The newer glides are fantastic. These attach to the side of the drawer and cabinet, and make the drawers not only slide much more smoothly, but you can buy the glides that will automatically finish the closing process for you.

You simply begin the closing process and then let go, and they slowly complete the close. They are slightly more expensive, but they are high-end. And at any time when you sell, this (along with updated cabinets) will definitely be a selling point.

Good luck with your project, let me know if you need a local recommendation for all of these applications, I can help with that.

 

Hi Robert,

Happy Thanksgiving and thank you for being willing to share your wealth of knowledge with everyone here in Santa Clarita.

The rains we just received are a “slick” reminder to me that our walkway just outside of our home, down to the sidewalk, is extremely slippery when wet.

As far as I know it is the original concrete that was poured when the house was built in approximately the early 80’s, but I’ve never come in contact with concrete that is so slippery!

Is there anything that I can do as a homeowner, with not a lot of skill, to this area that will take away the slip and fall danger that we deal with?

Luckily so far no one has been seriously hurt, however, many have slipped – and a few have actually fallen. I’d like to do something quickly, before we receive more rainy weather.

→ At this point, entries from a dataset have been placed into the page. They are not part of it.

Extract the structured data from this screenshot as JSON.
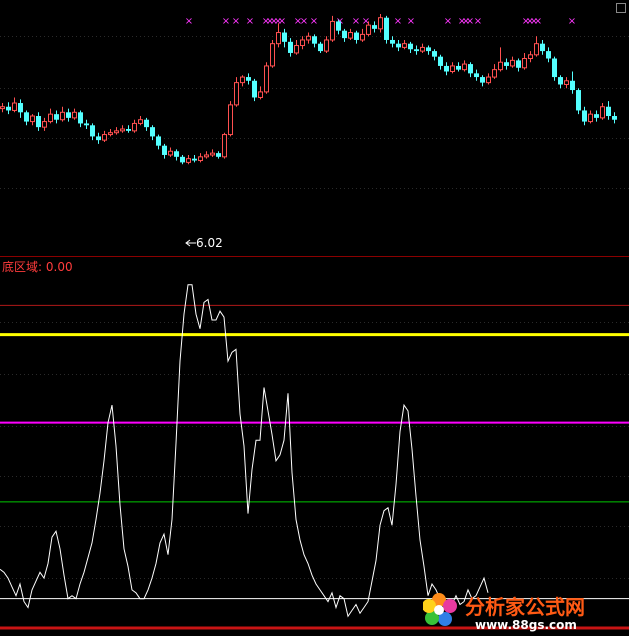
{
  "indicator": {
    "name": "底区域",
    "value_text": "0.00"
  },
  "price_panel": {
    "low_label": "6.02"
  },
  "signal_glyph": "×",
  "watermark": {
    "brand": "分析家公式网",
    "url": "www.88gs.com"
  },
  "colors": {
    "background": "#000000",
    "candle_up": "#ff5050",
    "candle_down": "#54ffff",
    "signal": "#ff38ff",
    "line_top_red": "#b01818",
    "line_yellow": "#ffff00",
    "line_magenta": "#ff00ff",
    "line_green": "#00c800",
    "line_white": "#ffffff",
    "line_bottom_red": "#c81414",
    "indicator_curve": "#ffffff"
  },
  "chart_data": {
    "type": "line",
    "indicator_levels": [
      100,
      90,
      60,
      33,
      0,
      -10
    ],
    "indicator_ylim": [
      -10,
      110
    ],
    "indicator_x": [
      0,
      4,
      8,
      12,
      16,
      20,
      24,
      28,
      32,
      36,
      40,
      44,
      48,
      52,
      56,
      60,
      64,
      68,
      72,
      76,
      80,
      84,
      88,
      92,
      96,
      100,
      104,
      108,
      112,
      116,
      120,
      124,
      128,
      132,
      136,
      140,
      144,
      148,
      152,
      156,
      160,
      164,
      168,
      172,
      176,
      180,
      184,
      188,
      192,
      196,
      200,
      204,
      208,
      212,
      216,
      220,
      224,
      228,
      232,
      236,
      240,
      244,
      248,
      252,
      256,
      260,
      264,
      268,
      272,
      276,
      280,
      284,
      288,
      292,
      296,
      300,
      304,
      308,
      312,
      316,
      320,
      324,
      328,
      332,
      336,
      340,
      344,
      348,
      352,
      356,
      360,
      364,
      368,
      372,
      376,
      380,
      384,
      388,
      392,
      396,
      400,
      404,
      408,
      412,
      416,
      420,
      424,
      428,
      432,
      436,
      440,
      444,
      448,
      452,
      456,
      460,
      464,
      468,
      472,
      476,
      480,
      484,
      488,
      492,
      496,
      500,
      504,
      508,
      512,
      516,
      520,
      524,
      528,
      532,
      536,
      540,
      544,
      548,
      552,
      556,
      560,
      564,
      568,
      572,
      576,
      580,
      584,
      588,
      592,
      596,
      600,
      604,
      608,
      612
    ],
    "indicator_values": [
      10,
      9,
      7,
      4,
      1,
      5,
      -1,
      -3,
      3,
      6,
      9,
      7,
      12,
      21,
      23,
      17,
      8,
      0,
      1,
      0,
      5,
      9,
      14,
      19,
      27,
      36,
      47,
      60,
      66,
      52,
      32,
      17,
      11,
      3,
      2,
      0,
      0,
      3,
      7,
      12,
      19,
      22,
      15,
      27,
      53,
      81,
      97,
      107,
      107,
      97,
      92,
      101,
      102,
      95,
      95,
      98,
      96,
      81,
      84,
      85,
      63,
      52,
      29,
      44,
      54,
      54,
      72,
      64,
      56,
      47,
      49,
      54,
      70,
      43,
      27,
      20,
      15,
      12,
      8,
      5,
      3,
      1,
      -1,
      2,
      -3,
      1,
      0,
      -6,
      -4,
      -2,
      -5,
      -3,
      -1,
      6,
      13,
      25,
      30,
      31,
      25,
      39,
      57,
      66,
      64,
      51,
      35,
      20,
      11,
      1,
      5,
      3,
      0,
      -1,
      -2,
      -2,
      1,
      -2,
      -1,
      3,
      0,
      1,
      4,
      7,
      2
    ],
    "price_ylim": [
      5.8,
      12.0
    ],
    "price_candles_note": "OHLC estimated from screenshot",
    "price_candles": [
      [
        0,
        9.45,
        9.5,
        9.6,
        9.35
      ],
      [
        6,
        9.5,
        9.4,
        9.62,
        9.3
      ],
      [
        12,
        9.4,
        9.6,
        9.75,
        9.35
      ],
      [
        18,
        9.6,
        9.35,
        9.7,
        9.2
      ],
      [
        24,
        9.35,
        9.1,
        9.4,
        9.0
      ],
      [
        30,
        9.1,
        9.25,
        9.3,
        9.0
      ],
      [
        36,
        9.25,
        8.95,
        9.35,
        8.85
      ],
      [
        42,
        8.95,
        9.1,
        9.2,
        8.85
      ],
      [
        48,
        9.1,
        9.3,
        9.45,
        9.05
      ],
      [
        54,
        9.3,
        9.15,
        9.4,
        9.05
      ],
      [
        60,
        9.15,
        9.35,
        9.5,
        9.1
      ],
      [
        66,
        9.35,
        9.2,
        9.45,
        9.1
      ],
      [
        72,
        9.2,
        9.35,
        9.45,
        9.15
      ],
      [
        78,
        9.35,
        9.05,
        9.4,
        8.95
      ],
      [
        84,
        9.05,
        9.0,
        9.15,
        8.9
      ],
      [
        90,
        9.0,
        8.7,
        9.05,
        8.6
      ],
      [
        96,
        8.7,
        8.6,
        8.8,
        8.5
      ],
      [
        102,
        8.6,
        8.75,
        8.85,
        8.55
      ],
      [
        108,
        8.75,
        8.8,
        8.9,
        8.7
      ],
      [
        114,
        8.8,
        8.85,
        8.95,
        8.75
      ],
      [
        120,
        8.85,
        8.9,
        9.0,
        8.8
      ],
      [
        126,
        8.9,
        8.85,
        9.0,
        8.8
      ],
      [
        132,
        8.85,
        9.05,
        9.15,
        8.8
      ],
      [
        138,
        9.05,
        9.15,
        9.25,
        9.0
      ],
      [
        144,
        9.15,
        8.95,
        9.2,
        8.85
      ],
      [
        150,
        8.95,
        8.7,
        9.0,
        8.6
      ],
      [
        156,
        8.7,
        8.45,
        8.75,
        8.35
      ],
      [
        162,
        8.45,
        8.2,
        8.5,
        8.1
      ],
      [
        168,
        8.2,
        8.3,
        8.4,
        8.15
      ],
      [
        174,
        8.3,
        8.15,
        8.35,
        8.05
      ],
      [
        180,
        8.15,
        8.0,
        8.2,
        7.95
      ],
      [
        186,
        8.0,
        8.1,
        8.2,
        7.95
      ],
      [
        192,
        8.1,
        8.05,
        8.2,
        8.0
      ],
      [
        198,
        8.05,
        8.15,
        8.25,
        8.0
      ],
      [
        204,
        8.15,
        8.2,
        8.3,
        8.1
      ],
      [
        210,
        8.2,
        8.25,
        8.35,
        8.15
      ],
      [
        216,
        8.25,
        8.15,
        8.3,
        8.1
      ],
      [
        222,
        8.15,
        8.75,
        8.8,
        8.1
      ],
      [
        228,
        8.75,
        9.55,
        9.65,
        8.7
      ],
      [
        234,
        9.55,
        10.15,
        10.3,
        9.5
      ],
      [
        240,
        10.15,
        10.3,
        10.35,
        10.05
      ],
      [
        246,
        10.3,
        10.2,
        10.4,
        10.1
      ],
      [
        252,
        10.2,
        9.75,
        10.25,
        9.65
      ],
      [
        258,
        9.75,
        9.9,
        10.05,
        9.7
      ],
      [
        264,
        9.9,
        10.6,
        10.7,
        9.85
      ],
      [
        270,
        10.6,
        11.2,
        11.3,
        10.55
      ],
      [
        276,
        11.2,
        11.5,
        11.75,
        11.1
      ],
      [
        282,
        11.5,
        11.25,
        11.6,
        11.1
      ],
      [
        288,
        11.25,
        10.95,
        11.35,
        10.85
      ],
      [
        294,
        10.95,
        11.15,
        11.3,
        10.9
      ],
      [
        300,
        11.15,
        11.3,
        11.4,
        11.05
      ],
      [
        306,
        11.3,
        11.4,
        11.5,
        11.2
      ],
      [
        312,
        11.4,
        11.2,
        11.45,
        11.1
      ],
      [
        318,
        11.2,
        11.0,
        11.25,
        10.95
      ],
      [
        324,
        11.0,
        11.3,
        11.4,
        10.95
      ],
      [
        330,
        11.3,
        11.8,
        11.95,
        11.25
      ],
      [
        336,
        11.8,
        11.55,
        11.85,
        11.45
      ],
      [
        342,
        11.55,
        11.35,
        11.6,
        11.25
      ],
      [
        348,
        11.35,
        11.5,
        11.6,
        11.3
      ],
      [
        354,
        11.5,
        11.3,
        11.55,
        11.2
      ],
      [
        360,
        11.3,
        11.45,
        11.6,
        11.25
      ],
      [
        366,
        11.45,
        11.7,
        11.8,
        11.4
      ],
      [
        372,
        11.7,
        11.6,
        11.8,
        11.5
      ],
      [
        378,
        11.6,
        11.9,
        12.0,
        11.5
      ],
      [
        384,
        11.9,
        11.3,
        11.95,
        11.2
      ],
      [
        390,
        11.3,
        11.2,
        11.4,
        11.1
      ],
      [
        396,
        11.2,
        11.1,
        11.3,
        11.0
      ],
      [
        402,
        11.1,
        11.2,
        11.3,
        11.05
      ],
      [
        408,
        11.2,
        11.05,
        11.25,
        10.95
      ],
      [
        414,
        11.05,
        11.0,
        11.15,
        10.9
      ],
      [
        420,
        11.0,
        11.1,
        11.2,
        10.95
      ],
      [
        426,
        11.1,
        11.0,
        11.15,
        10.9
      ],
      [
        432,
        11.0,
        10.85,
        11.05,
        10.75
      ],
      [
        438,
        10.85,
        10.6,
        10.9,
        10.5
      ],
      [
        444,
        10.6,
        10.45,
        10.7,
        10.35
      ],
      [
        450,
        10.45,
        10.6,
        10.7,
        10.4
      ],
      [
        456,
        10.6,
        10.5,
        10.7,
        10.45
      ],
      [
        462,
        10.5,
        10.65,
        10.75,
        10.45
      ],
      [
        468,
        10.65,
        10.4,
        10.7,
        10.3
      ],
      [
        474,
        10.4,
        10.3,
        10.5,
        10.2
      ],
      [
        480,
        10.3,
        10.15,
        10.35,
        10.05
      ],
      [
        486,
        10.15,
        10.3,
        10.4,
        10.1
      ],
      [
        492,
        10.3,
        10.5,
        10.65,
        10.25
      ],
      [
        498,
        10.5,
        10.7,
        11.1,
        10.45
      ],
      [
        504,
        10.7,
        10.6,
        10.8,
        10.5
      ],
      [
        510,
        10.6,
        10.75,
        10.85,
        10.55
      ],
      [
        516,
        10.75,
        10.55,
        10.8,
        10.45
      ],
      [
        522,
        10.55,
        10.8,
        10.95,
        10.5
      ],
      [
        528,
        10.8,
        10.9,
        11.0,
        10.7
      ],
      [
        534,
        10.9,
        11.2,
        11.4,
        10.85
      ],
      [
        540,
        11.2,
        11.0,
        11.3,
        10.9
      ],
      [
        546,
        11.0,
        10.8,
        11.1,
        10.7
      ],
      [
        552,
        10.8,
        10.3,
        10.85,
        10.2
      ],
      [
        558,
        10.3,
        10.1,
        10.35,
        10.0
      ],
      [
        564,
        10.1,
        10.2,
        10.3,
        10.0
      ],
      [
        570,
        10.2,
        9.95,
        10.45,
        9.85
      ],
      [
        576,
        9.95,
        9.4,
        10.0,
        9.3
      ],
      [
        582,
        9.4,
        9.1,
        9.5,
        9.0
      ],
      [
        588,
        9.1,
        9.3,
        9.4,
        9.05
      ],
      [
        594,
        9.3,
        9.2,
        9.4,
        9.1
      ],
      [
        600,
        9.2,
        9.5,
        9.6,
        9.15
      ],
      [
        606,
        9.5,
        9.25,
        9.65,
        9.15
      ],
      [
        612,
        9.25,
        9.15,
        9.35,
        9.05
      ]
    ],
    "price_signals_x": [
      189,
      226,
      236,
      250,
      266,
      270,
      274,
      278,
      282,
      298,
      304,
      314,
      340,
      356,
      366,
      398,
      411,
      448,
      462,
      466,
      470,
      478,
      526,
      530,
      534,
      538,
      572
    ]
  }
}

I’ve attached, photos of what this looks like both wet and dry. Please share your best advice with me on what can be done.

Of course I’d like an inexpensive option but if replacing is my only choice then I can consider that, though I’d prefer to save money especially at this time of year.

Thank you in advance, for your help.

– Nancy W.

Nancy,

When the concrete is in this state, we call it “glazed.”

Its condition is from years of wear, a lot of water and walking, and the cream from the concrete is super shiny.

To break the glaze you’ll need to wear protective clothing including long sleeves and pants, plus gloves and respiratory and eye protection.

Next you’ll use a muriatic acid mix of 50 percent acid and 50 percent water. With a scrub brush you’ll apply this mixture to the concrete, controlling exactly where it goes, preventing it from getting onto your grass and other areas. Let this set for about 10 minutes, then rinse off.

You will see that some areas are perfect and others are in need of being redone, so just simply repeat this process. It will give your concrete a rough look, but will solve your slip hazard issue.

If you find that you simply don’t like the look, you’ll need to go to a total replacement of the area.

The acid option is definitely worth a try though, as this is a low cost approach. Most importantly though, protect yourself when using this product, it will burn your skin, eyes, nasal passages, anything it comes into contact with.

Good luck.

Robert Lamoureux has 38 years of experience as a general contractor, with separate licenses in electrical and plumbing contracting. He owns IMS Construction Inc. in Valencia. His opinions are his own, not necessarily those of The Signal. Opinions expressed in this column are not meant to replace the recommendations of a qualified contractor after that contractor has made a thorough visual inspection. Email questions to Robert at robert@imsconstruction.com.

About the author

Robert Lamoureux

Robert Lamoureux